Nothing. The first two rounds were issued automatically, and the third will be, as well.

The fastest way to get your stimulus check is via direct deposit. Without that information, the IRS will mail you either a debit card or paper check. (Unfortunately, there's no way for you to choose or change the delivery method.) You can track your money using the IRS Get My Payment tool.

If you believe you qualify for the third stimulus check but don't receive one — or you believe it's in the wrong amount — there are options. Either the IRS will send you the money you deserve after you file your 2020 taxes or you'll be able to claim the Recovery Rebate Credit on your 2021 return, according to The Wall Street Journal.

More from Money:

$1,400 Checks and More: 6 Ways You May Benefit From the New Stimulus Package

Stimulus Checks and Taxes: What You Need to Know About Claiming Missing Money and Getting a Bigger Refund

Where's My Stimulus Check?
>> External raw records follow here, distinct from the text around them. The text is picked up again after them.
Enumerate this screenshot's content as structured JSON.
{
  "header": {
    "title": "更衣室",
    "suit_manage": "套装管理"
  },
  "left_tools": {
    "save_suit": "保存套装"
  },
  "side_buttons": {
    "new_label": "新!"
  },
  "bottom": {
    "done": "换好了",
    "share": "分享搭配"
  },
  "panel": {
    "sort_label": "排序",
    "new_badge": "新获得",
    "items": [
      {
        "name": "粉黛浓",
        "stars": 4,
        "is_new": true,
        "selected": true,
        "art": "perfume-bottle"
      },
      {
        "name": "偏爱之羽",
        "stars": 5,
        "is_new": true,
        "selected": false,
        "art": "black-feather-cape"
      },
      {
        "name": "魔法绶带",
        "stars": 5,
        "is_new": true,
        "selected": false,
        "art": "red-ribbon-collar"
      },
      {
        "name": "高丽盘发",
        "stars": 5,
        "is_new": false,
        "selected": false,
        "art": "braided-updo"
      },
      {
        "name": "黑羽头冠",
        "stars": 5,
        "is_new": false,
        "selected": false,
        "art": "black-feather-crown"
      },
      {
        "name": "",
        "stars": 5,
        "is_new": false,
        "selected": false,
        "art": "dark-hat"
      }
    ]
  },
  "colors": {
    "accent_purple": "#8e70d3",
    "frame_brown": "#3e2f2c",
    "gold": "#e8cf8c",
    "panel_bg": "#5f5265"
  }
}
Here's Why You Didn't Get Your Payment Yet or Can't Track Its Status